Key populations left out in HIV/Aids fight

Wednesday December 11 2019

A doctor (right) offers Anti Retro Viral (ARV) drugs to a woman who is living with HIV. PHOTO | TANG CHHIN SOTHY | AFP


In the past eight years, East Africa has reduced Aids-related mortality and annual new HIV infections by 44 and 28 per cent respectively, according to the United Nations Programme on HIV/AIDS (UNAids).

The organisation seeks to eliminate Aids by 2030 and notes that globally, HIV testing services and antiretroviral therapy have been scaled up substantially.

In 2005, it was estimated that in Africa only 10 per cent of people with HIV were aware of their status and that only 12 per cent who wanted to test for HIV could do so.

Nearly 15 years later it is now estimated that 85 per cent of all people with HIV in Africa, and about 80 per cent of people worldwide know their status.

Speaking at the 20th International Conference on Aids and STIs in Africa held in Kigali from December 2 to 7, Cheryl Johnson, the World Health Organisation global technical officer for HIV testing services said East Africa is performing better in prevention and treatment than other regions.

She said that, although great strides have been taken in the fight against Aids, more effort should be put in addressing challenges like culture and social norms that lead to the exclusion of sex workers and those engaged in same-sex relationships.


Rwanda is leading other East African countries in most HIV interventions and prevention strategies, followed by Kenya, Burundi, Uganda, and Tanzania.

"Apart from Kenya and Uganda that have incorporated the gay community and sex workers into their policies, other East African countries have no interest in these groups yet they contribute over 40 per cent new HIV cases at the continent," Ms. Johnson said.

If Rwanda continues to neglect this group, they may lose the momentum to lead in the fight, Ms Johnson said.

Rwanda’s Minister of Health Diane Gashumba said that although research and surveys show progress in curbing the spread and treatment, the country is slow in including key populations and adolescents that are at high risk of contracting Aids.

"We are working on strategies to include key populations and increase efforts to reach out to the adolescent population through dialogue to make sure that we understand them better," said Dr Gashumba.

Linda Gail Bekker of the Desmond Tutu HIV Foundation and former president of the International AIDS Society, said in an interview that Kenya’s response and approach to HIV prevention is the best in Africa.

"Despite resource constraints, Kenya has ensured that pre-exposure prophylaxis drugs are available for free in health centres and at a lower price at pharmacies, which other countries need to embrace," said Dr Bekker.

"There is a lot we can learn from Kenya. It has taken the hotspot mapping approach to ensure that those who need the drugs are not left out, including men having sex with men," she added.
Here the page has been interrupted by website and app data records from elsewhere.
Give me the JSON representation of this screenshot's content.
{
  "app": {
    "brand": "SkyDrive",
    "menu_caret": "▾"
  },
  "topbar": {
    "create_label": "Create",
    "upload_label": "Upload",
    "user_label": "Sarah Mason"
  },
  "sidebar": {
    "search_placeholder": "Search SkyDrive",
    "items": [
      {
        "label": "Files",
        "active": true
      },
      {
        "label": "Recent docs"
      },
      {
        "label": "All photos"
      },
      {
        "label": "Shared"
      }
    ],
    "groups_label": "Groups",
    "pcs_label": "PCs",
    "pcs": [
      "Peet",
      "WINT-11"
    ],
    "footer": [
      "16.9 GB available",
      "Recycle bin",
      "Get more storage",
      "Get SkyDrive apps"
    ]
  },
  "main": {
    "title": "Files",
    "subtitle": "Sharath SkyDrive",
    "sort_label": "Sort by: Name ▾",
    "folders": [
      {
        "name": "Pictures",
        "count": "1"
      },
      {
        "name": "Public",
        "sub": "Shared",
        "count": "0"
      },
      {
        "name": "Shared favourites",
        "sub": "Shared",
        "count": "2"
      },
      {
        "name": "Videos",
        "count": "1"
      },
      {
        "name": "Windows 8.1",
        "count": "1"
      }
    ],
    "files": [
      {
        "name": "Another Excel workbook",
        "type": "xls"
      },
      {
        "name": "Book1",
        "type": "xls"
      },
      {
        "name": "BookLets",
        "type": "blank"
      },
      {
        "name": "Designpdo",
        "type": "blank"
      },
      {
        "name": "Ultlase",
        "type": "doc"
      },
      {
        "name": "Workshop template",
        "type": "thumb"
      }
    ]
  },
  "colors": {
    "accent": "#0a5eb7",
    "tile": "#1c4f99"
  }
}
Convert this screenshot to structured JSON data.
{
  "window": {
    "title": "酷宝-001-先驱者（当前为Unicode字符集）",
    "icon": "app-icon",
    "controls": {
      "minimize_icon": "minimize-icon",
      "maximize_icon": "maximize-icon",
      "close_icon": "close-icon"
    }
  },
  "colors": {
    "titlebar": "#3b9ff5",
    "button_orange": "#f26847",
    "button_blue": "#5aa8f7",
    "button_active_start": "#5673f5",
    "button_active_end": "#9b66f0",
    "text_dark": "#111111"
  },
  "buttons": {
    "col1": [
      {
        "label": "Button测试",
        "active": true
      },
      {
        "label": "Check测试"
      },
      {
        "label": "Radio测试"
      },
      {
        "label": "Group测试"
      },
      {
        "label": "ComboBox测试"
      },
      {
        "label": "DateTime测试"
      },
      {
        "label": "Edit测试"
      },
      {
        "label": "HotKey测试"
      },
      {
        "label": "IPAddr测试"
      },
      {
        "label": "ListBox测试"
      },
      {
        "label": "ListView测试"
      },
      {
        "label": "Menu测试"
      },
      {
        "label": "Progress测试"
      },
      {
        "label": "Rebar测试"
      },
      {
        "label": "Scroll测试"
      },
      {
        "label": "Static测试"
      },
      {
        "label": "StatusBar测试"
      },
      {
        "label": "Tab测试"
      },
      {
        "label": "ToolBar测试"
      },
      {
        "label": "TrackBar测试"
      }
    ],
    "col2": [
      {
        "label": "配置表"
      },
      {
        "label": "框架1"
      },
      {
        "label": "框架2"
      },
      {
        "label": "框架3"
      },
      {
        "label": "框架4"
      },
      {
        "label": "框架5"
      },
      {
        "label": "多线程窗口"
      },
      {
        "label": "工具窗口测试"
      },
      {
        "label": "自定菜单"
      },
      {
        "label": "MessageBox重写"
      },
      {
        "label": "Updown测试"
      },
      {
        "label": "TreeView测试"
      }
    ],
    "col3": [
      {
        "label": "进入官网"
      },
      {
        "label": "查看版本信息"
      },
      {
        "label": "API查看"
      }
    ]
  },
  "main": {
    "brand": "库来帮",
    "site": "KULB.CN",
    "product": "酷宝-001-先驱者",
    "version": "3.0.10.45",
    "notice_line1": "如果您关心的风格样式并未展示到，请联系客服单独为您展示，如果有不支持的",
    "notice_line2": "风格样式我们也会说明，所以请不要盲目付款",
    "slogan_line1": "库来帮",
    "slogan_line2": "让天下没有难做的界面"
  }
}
Mary Mugambe, the programme manager for HIV Testing Services, National AIDS & STI Control Programme at Kenya’s Ministry of Health, said that despite the success, lack of funds to reach remote areas has slowed down the fight.

UNAids International goodwill ambassador Victoria Beckham said there have been impressive gains in East Africa, and called on governments to strengthen intervention including domestic funding.